What do insects taste like?

  • The insects we currently use are buffalo worms and crickets. Buffalo worms have a nice nutty flavour very similar to peanuts, while crickets have deeper notes of umami. Both are ideal for baking, adding in smoothies or porridges.

 

Where do the insects come from?

  • The insects wholi use the most, buffalo worms, come from farms in the Netherlands. The buffalo's are reared vertically in a kind of shelf system, taking up very little space. Crickets are from similar farms. Currently we get our crickets from a farm in Canada.

 

Do insects feel pain?

  • There have conducted a range of studies to asses the animal welfare of insects. There is no evidence to suggest that insects can be stressed or feel pain.  

 

Isn't it better to be vegetarian or vegan than eating insects?

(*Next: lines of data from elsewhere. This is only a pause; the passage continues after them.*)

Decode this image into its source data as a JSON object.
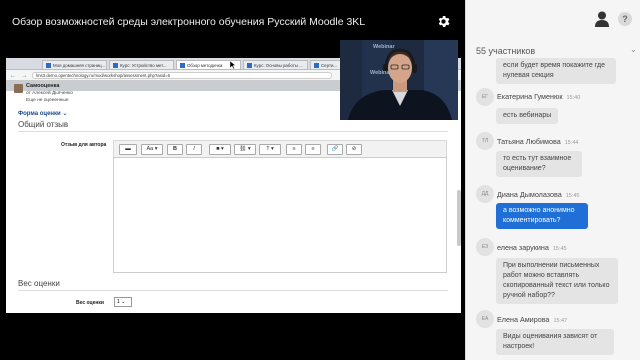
{
  "window": {
    "title": "Обзор возможностей среды электронного обучения Русский Moodle 3KL"
  },
  "icons": {
    "settings": "gear-icon",
    "user": "user-icon",
    "help": "help-icon"
  },
  "browser": {
    "tabs": [
      {
        "label": "Моя домашняя страниц..."
      },
      {
        "label": "Курс: Устройство мет..."
      },
      {
        "label": "Обзор методичка"
      },
      {
        "label": "Курс: Основы работы ..."
      },
      {
        "label": "Серти..."
      }
    ],
    "url": "lms3.demo.opentechnology.ru/mod/workshop/assessment.php?asid=6"
  },
  "assessment": {
    "title": "Самооценка",
    "from": "от Алексей Дьяченко",
    "status": "Еще не оцененные",
    "form_heading": "Форма оценки",
    "section_general": "Общий отзыв",
    "feedback_label": "Отзыв для автора",
    "section_weight": "Вес оценки",
    "weight_label": "Вес оценки",
    "weight_value": "1"
  },
  "editor_toolbar": [
    "▬",
    "Aa ▾",
    "B",
    "I",
    "■ ▾",
    "⛓ ▾",
    "T ▾",
    "≡",
    "≡",
    "🔗",
    "⊘"
  ],
  "webcam": {
    "watermark_1": "Webinar",
    "watermark_2": "Webinar"
  },
  "chat": {
    "participants": "55 участников",
    "messages": [
      {
        "initials": "",
        "name": "",
        "time": "",
        "text": "если будет время покажите где нулевая секция",
        "self": false
      },
      {
        "initials": "ЕГ",
        "name": "Екатерина Гуменюк",
        "time": "15:40",
        "text": "есть вебинары",
        "self": false
      },
      {
        "initials": "ТЛ",
        "name": "Татьяна Любимова",
        "time": "15:44",
        "text": "то есть тут взаимное оценивание?",
        "self": false
      },
      {
        "initials": "ДД",
        "name": "Диана Дымолазова",
        "time": "15:45",
        "text": "а возможно анонимно комментировать?",
        "self": true
      },
      {
        "initials": "ЕЗ",
        "name": "елена зарукина",
        "time": "15:45",
        "text": "При выполнении письменных работ можно вставлять скопированный текст или только ручной набор??",
        "self": false
      },
      {
        "initials": "ЕА",
        "name": "Елена Амирова",
        "time": "15:47",
        "text": "Виды оценивания зависят от настроек!",
        "self": false
      }
    ]
  }
}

  • We think it is great if an individual chooses to be vegan/vegetarian. However, if you want to have a sustainable diet it is more complicated than saying it has to be 100% vegan or vegetarian. Having a sustainable diet means that your are providing your body with all the necessary nutrients for as few resources as possible. Depending on where you get your mango/avocado/soy beans from, it is not necessarily more sustainable than eating bugs, since bugs are very rich in protein, vitamin B12, iron and a range of other minerals and vitamins. We recommend checking out the EAT-Lancet forum to learn more about having a sustainable diet. 

 

Don’t you need too many insects to feed people compared to other meat?

  • Insects are extremely efficient at turning the feed they eat into more body mass, meaning they grow quickly and reproduce quickly. Our insects come from vertical farms and take up very little space. In that way, it is possible to farm a big amount of insects compared to, for instance, beef, which take up extreme amounts of ressources.

 

Aren’t wholi ruining nature by taking all the insects from their habitat?

  • No. The insects are farmed and are not taken from the wild. Eating insects compared to many other protein sources actually helps nature, since it will require less feed, less water and less land.

 

How are the insects killed?

  • Different farms use slightly different techniques that are all approved, safe and take animal welfare into account.

 

Are insects healthy?

  • Insects are very nutrient-dense, particularly when you compare to how few resources that are required to produce them. Insects are an animal and therefore the quality of protein is high, with all 9 essential amino acids. This can be a challenge to fulfil if you don't eat any meat. Insects contain vitamin B12, which is difficult to get from a plant-based diet, as well as a iron, magnesium, calcium and zinc. Insects contain fibre, unlike all other sources of meat. 

 

Are your products organic?

  • All wholi ingredients are certified organic, expect for the insects. The reason the insects are not certified is because there is lacking EU-regulation on the area and therefore it is not possible to certify them yet. However, the insects wholi use have been reared without any use of pesticides or antibiotics.